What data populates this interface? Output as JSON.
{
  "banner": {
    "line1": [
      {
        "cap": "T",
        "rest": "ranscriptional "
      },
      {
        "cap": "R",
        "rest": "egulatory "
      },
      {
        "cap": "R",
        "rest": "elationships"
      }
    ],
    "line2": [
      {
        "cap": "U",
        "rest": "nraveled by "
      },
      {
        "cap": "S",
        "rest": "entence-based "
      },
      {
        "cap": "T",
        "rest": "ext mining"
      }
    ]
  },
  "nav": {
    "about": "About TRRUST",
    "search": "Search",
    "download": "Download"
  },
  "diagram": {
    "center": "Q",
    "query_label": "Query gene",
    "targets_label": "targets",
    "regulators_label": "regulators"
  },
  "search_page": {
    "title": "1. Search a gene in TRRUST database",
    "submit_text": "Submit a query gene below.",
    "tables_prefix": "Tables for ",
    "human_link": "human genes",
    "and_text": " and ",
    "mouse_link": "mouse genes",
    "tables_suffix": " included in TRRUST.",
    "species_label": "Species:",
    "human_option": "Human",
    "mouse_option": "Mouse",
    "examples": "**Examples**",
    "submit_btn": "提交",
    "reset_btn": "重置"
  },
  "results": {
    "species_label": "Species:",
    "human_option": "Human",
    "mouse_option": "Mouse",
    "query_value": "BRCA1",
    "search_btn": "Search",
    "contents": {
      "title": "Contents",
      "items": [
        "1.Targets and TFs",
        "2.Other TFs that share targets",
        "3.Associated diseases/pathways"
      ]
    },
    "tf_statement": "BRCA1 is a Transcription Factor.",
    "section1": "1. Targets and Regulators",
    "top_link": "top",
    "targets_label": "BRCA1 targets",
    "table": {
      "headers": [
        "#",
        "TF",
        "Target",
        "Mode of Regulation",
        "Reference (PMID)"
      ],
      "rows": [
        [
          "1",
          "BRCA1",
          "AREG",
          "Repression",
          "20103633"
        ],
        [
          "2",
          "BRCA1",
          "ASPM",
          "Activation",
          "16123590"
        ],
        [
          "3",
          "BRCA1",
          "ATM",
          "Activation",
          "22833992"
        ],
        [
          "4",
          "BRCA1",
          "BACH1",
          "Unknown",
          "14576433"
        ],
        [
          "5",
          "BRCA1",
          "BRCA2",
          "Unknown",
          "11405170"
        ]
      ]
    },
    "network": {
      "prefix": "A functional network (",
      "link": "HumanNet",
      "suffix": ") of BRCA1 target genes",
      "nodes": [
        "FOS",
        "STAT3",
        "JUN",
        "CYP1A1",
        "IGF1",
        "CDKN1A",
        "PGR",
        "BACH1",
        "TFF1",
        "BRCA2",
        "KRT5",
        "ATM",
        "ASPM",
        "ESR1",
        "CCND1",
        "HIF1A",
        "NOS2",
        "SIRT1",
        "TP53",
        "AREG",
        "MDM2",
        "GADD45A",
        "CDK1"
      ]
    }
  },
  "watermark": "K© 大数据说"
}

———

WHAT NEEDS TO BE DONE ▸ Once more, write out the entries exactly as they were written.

RESPONSE AREA ▸
What data populates this interface? Output as JSON.
{
  "banner": {
    "line1": [
      {
        "cap": "T",
        "rest": "ranscriptional "
      },
      {
        "cap": "R",
        "rest": "egulatory "
      },
      {
        "cap": "R",
        "rest": "elationships"
      }
    ],
    "line2": [
      {
        "cap": "U",
        "rest": "nraveled by "
      },
      {
        "cap": "S",
        "rest": "entence-based "
      },
      {
        "cap": "T",
        "rest": "ext mining"
      }
    ]
  },
  "nav": {
    "about": "About TRRUST",
    "search": "Search",
    "download": "Download"
  },
  "diagram": {
    "center": "Q",
    "query_label": "Query gene",
    "targets_label": "targets",
    "regulators_label": "regulators"
  },
  "search_page": {
    "title": "1. Search a gene in TRRUST database",
    "submit_text": "Submit a query gene below.",
    "tables_prefix": "Tables for ",
    "human_link": "human genes",
    "and_text": " and ",
    "mouse_link": "mouse genes",
    "tables_suffix": " included in TRRUST.",
    "species_label": "Species:",
    "human_option": "Human",
    "mouse_option": "Mouse",
    "examples": "**Examples**",
    "submit_btn": "提交",
    "reset_btn": "重置"
  },
  "results": {
    "species_label": "Species:",
    "human_option": "Human",
    "mouse_option": "Mouse",
    "query_value": "BRCA1",
    "search_btn": "Search",
    "contents": {
      "title": "Contents",
      "items": [
        "1.Targets and TFs",
        "2.Other TFs that share targets",
        "3.Associated diseases/pathways"
      ]
    },
    "tf_statement": "BRCA1 is a Transcription Factor.",
    "section1": "1. Targets and Regulators",
    "top_link": "top",
    "targets_label": "BRCA1 targets",
    "table": {
      "headers": [
        "#",
        "TF",
        "Target",
        "Mode of Regulation",
        "Reference (PMID)"
      ],
      "rows": [
        [
          "1",
          "BRCA1",
          "AREG",
          "Repression",
          "20103633"
        ],
        [
          "2",
          "BRCA1",
          "ASPM",
          "Activation",
          "16123590"
        ],
        [
          "3",
          "BRCA1",
          "ATM",
          "Activation",
          "22833992"
        ],
        [
          "4",
          "BRCA1",
          "BACH1",
          "Unknown",
          "14576433"
        ],
        [
          "5",
          "BRCA1",
          "BRCA2",
          "Unknown",
          "11405170"
        ]
      ]
    },
    "network": {
      "prefix": "A functional network (",
      "link": "HumanNet",
      "suffix": ") of BRCA1 target genes",
      "nodes": [
        "FOS",
        "STAT3",
        "JUN",
        "CYP1A1",
        "IGF1",
        "CDKN1A",
        "PGR",
        "BACH1",
        "TFF1",
        "BRCA2",
        "KRT5",
        "ATM",
        "ASPM",
        "ESR1",
        "CCND1",
        "HIF1A",
        "NOS2",
        "SIRT1",
        "TP53",
        "AREG",
        "MDM2",
        "GADD45A",
        "CDK1"
      ]
    }
  },
  "watermark": "K© 大数据说"
}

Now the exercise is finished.